Better Empowerment Now to Enhance Framework and Improve Treatments (BENEFIT) Act HR 4472 / S. 373
The Need: Through the Prescription Drug User Fee Act updates in 2012 and provisions in the 21st Century Cures Act in 2016, the FDA has programs and policies in place to ensure that patient perspectives are gathered and made available throughout the risk-benefit analysis of potential
therapies. However, there is currently no requirement that the FDA use this data in their analysis or report on how the patient perspective factored into the risk-benefit analysis.
The Proposed Solution: The Better Empowerment Now to Enhance Framework and Improve Treatments (BENEFIT) Act would amend the Food, Drug and Cosmetic Act to ensure that patient experience, patient engagement, and patient-focused drug development data be included in the risk-benefit assessment. Additionally, the BENEFIT Act would require the FDA to report on how these data were used throughout the risk-benefit assessment.
Join the Rare Disease Congressional Caucus
The Rare Disease Congressional Caucus helps bring public and Congressional awareness to the unique needs of the rare disease community (including patients, physicians, scientists, and industry), and creates opportunities to address barriers to the development of and access to life-altering treatments. The Caucus gives a permanent voice to the rare disease community on Capitol Hill. Working together we can find solutions that transform hope into therapies and cures.
Medicaid expansion would give more low-income adults access to health care services, resulting in improved health outcomes. In addition, Medicaid expansion would reduce the health coverage gap for individuals living below poverty level and reduce the cost of uncompensated care for emergency room use by individuals without health insurance. Medicaid expansion would increase state economic growth by creating new health care sector jobs to treat the influx of newly enrolled Medicaid beneficiaries.
Incentivizing Medicaid Expansion Act
This bill provides the enhanced federal medical assistance percentage (FMAP) to every state that expands Medicaid coverage for individuals who are newly eligible under the Patient Protection and Affordable Care Act, regardless of when such expansion takes place. The bill applies retroactively.
The National Economic Burden of Rare Disease Study
The EveryLife Foundation of Rare Diseases conducted The National Economic Burden of Rare Disease Study providing the most comprehensive assessment of the total economic burden of rare diseases (RDs) in a single year. Through this research, the estimated economic cost of 379 rare diseases reached nearly $1 trillion in the U.S. in 2019. To generate the data for this study, EveryLife identified both direct medical costs, via an analysis of claims data, and indirect and non-medical costs, via a survey (The Rare Disease Impact Survey) of 1,399 members of the rare disease community.
The study identifies an urgent need to fund research, enhance awareness, and improve access to diagnoses, care, and treatment of rare disease. Congressional support of rare disease appropriations priorities would advance critical rare disease research and therapy development at the National Institutes of Health, the Centers for Disease Control and Prevention, and the Food and Drug Administration.
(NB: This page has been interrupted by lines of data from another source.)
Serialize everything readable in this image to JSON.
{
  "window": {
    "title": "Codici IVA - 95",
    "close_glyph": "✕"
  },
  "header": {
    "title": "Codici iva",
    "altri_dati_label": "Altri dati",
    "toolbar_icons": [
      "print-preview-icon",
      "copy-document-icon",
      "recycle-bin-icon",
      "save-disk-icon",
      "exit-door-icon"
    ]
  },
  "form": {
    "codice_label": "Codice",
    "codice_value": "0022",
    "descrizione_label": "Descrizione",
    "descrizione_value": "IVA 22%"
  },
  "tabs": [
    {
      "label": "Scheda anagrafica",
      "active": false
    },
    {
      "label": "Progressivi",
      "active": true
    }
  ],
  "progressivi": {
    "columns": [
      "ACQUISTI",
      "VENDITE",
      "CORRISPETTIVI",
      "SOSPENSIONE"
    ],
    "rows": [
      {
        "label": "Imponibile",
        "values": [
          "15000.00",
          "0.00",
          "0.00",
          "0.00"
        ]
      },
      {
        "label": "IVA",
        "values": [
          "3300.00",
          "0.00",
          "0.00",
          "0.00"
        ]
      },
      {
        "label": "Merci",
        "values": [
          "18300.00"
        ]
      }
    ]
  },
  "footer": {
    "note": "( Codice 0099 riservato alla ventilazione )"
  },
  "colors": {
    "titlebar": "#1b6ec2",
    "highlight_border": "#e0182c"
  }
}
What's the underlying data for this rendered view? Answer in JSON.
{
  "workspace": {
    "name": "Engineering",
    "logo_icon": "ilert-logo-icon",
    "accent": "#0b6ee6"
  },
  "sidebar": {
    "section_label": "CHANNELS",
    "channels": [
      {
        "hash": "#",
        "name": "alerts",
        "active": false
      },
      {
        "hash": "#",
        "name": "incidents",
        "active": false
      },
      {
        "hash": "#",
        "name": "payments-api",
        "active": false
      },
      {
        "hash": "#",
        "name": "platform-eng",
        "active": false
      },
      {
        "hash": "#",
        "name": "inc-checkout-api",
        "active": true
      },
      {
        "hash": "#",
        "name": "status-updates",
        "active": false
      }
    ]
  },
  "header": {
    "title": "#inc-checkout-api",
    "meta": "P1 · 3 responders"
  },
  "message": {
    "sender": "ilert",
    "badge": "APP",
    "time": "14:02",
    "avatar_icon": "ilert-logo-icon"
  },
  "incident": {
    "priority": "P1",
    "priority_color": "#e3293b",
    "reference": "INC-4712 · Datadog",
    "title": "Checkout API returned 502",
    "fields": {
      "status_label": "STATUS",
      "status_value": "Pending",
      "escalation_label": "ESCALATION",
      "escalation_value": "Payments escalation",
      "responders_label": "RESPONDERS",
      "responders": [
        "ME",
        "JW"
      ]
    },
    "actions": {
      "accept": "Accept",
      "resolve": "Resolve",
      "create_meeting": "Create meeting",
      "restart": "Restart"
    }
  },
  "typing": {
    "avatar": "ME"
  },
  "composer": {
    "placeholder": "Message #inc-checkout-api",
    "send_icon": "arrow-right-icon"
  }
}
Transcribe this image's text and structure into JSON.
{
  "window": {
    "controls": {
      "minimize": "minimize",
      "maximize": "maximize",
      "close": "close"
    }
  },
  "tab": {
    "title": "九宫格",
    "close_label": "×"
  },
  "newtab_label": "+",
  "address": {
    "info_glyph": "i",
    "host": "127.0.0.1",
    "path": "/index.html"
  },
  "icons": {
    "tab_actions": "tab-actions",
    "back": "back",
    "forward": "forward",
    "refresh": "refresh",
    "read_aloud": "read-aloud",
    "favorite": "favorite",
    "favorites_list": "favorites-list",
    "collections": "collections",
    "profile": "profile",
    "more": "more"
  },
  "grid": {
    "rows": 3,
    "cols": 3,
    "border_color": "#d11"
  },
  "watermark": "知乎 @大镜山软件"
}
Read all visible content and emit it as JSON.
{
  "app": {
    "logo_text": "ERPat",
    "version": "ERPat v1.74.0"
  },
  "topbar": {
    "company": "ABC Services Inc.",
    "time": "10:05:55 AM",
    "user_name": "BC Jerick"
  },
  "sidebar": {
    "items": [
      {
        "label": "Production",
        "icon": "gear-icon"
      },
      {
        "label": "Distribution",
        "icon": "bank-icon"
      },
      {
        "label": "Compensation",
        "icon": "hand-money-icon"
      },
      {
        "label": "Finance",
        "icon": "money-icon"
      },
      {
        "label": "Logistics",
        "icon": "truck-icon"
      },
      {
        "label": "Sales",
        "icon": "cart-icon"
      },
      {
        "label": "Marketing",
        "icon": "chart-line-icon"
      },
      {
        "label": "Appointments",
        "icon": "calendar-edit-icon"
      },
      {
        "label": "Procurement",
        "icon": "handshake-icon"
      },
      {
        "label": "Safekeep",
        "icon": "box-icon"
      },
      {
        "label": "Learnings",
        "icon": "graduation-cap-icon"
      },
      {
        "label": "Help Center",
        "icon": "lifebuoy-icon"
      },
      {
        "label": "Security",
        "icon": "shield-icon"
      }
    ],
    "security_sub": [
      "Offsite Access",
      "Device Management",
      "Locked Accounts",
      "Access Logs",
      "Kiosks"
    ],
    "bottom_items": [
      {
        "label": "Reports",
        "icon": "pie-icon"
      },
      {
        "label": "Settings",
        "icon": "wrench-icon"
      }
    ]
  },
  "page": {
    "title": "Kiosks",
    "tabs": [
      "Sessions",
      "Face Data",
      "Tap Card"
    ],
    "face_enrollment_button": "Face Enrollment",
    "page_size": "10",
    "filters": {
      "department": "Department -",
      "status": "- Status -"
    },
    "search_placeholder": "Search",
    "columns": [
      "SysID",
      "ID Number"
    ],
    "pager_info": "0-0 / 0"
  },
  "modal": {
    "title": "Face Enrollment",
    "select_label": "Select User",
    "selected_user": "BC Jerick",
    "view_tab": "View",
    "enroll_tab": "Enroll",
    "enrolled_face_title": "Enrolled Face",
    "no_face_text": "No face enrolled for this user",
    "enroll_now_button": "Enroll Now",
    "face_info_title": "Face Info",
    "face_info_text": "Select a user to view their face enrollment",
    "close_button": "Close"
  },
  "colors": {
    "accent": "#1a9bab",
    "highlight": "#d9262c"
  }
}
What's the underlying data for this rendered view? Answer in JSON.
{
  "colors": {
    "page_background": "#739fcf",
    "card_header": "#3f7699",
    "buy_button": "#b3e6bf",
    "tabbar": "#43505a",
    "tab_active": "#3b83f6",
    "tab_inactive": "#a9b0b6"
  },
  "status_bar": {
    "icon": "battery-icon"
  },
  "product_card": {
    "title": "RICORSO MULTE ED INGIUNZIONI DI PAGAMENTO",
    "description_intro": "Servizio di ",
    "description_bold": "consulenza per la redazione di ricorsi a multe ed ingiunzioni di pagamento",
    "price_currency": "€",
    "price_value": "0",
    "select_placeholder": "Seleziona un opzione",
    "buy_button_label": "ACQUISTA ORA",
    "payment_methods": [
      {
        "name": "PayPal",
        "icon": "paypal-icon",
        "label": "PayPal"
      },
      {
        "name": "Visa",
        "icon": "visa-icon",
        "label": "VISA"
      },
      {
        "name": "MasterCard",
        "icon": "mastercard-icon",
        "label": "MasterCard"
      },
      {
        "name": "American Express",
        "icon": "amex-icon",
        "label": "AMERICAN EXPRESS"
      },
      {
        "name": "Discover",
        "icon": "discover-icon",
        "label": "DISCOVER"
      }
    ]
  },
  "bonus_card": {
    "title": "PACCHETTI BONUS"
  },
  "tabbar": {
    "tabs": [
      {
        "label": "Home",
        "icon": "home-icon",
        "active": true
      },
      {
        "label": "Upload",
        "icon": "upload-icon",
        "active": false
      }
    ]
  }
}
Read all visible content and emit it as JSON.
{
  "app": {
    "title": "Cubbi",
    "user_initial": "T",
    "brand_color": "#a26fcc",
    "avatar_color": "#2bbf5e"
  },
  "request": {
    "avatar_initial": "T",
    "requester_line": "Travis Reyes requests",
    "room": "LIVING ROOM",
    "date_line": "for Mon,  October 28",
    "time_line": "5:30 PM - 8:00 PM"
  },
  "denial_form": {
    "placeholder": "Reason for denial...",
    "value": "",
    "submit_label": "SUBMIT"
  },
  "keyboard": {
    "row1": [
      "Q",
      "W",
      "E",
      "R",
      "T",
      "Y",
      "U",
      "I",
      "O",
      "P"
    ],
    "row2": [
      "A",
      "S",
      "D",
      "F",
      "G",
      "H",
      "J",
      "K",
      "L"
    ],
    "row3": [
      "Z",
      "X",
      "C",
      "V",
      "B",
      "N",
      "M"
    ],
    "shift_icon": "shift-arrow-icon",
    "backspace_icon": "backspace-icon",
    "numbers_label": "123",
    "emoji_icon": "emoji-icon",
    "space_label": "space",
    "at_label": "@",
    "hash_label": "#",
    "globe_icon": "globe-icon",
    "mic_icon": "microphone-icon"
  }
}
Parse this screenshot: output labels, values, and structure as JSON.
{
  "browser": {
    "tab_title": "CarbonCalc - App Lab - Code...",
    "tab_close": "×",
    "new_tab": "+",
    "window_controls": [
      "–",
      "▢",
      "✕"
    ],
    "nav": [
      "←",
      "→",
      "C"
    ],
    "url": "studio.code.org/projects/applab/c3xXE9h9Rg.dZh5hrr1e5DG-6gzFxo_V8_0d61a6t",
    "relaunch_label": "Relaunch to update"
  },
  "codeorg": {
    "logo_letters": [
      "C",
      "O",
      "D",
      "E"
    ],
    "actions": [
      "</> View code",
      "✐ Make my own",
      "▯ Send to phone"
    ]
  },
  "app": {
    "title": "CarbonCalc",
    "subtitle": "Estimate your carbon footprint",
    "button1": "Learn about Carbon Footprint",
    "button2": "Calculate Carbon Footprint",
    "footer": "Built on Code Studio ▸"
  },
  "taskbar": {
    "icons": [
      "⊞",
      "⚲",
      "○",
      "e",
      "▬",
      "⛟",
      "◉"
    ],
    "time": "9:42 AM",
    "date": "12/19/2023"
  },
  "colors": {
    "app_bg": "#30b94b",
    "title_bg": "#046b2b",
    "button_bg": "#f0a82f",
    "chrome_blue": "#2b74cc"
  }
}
Source: Cover Alabama. www.coveralabama.org | EveryLife Foundation for Rare Diseases. www.everylifefoundation.org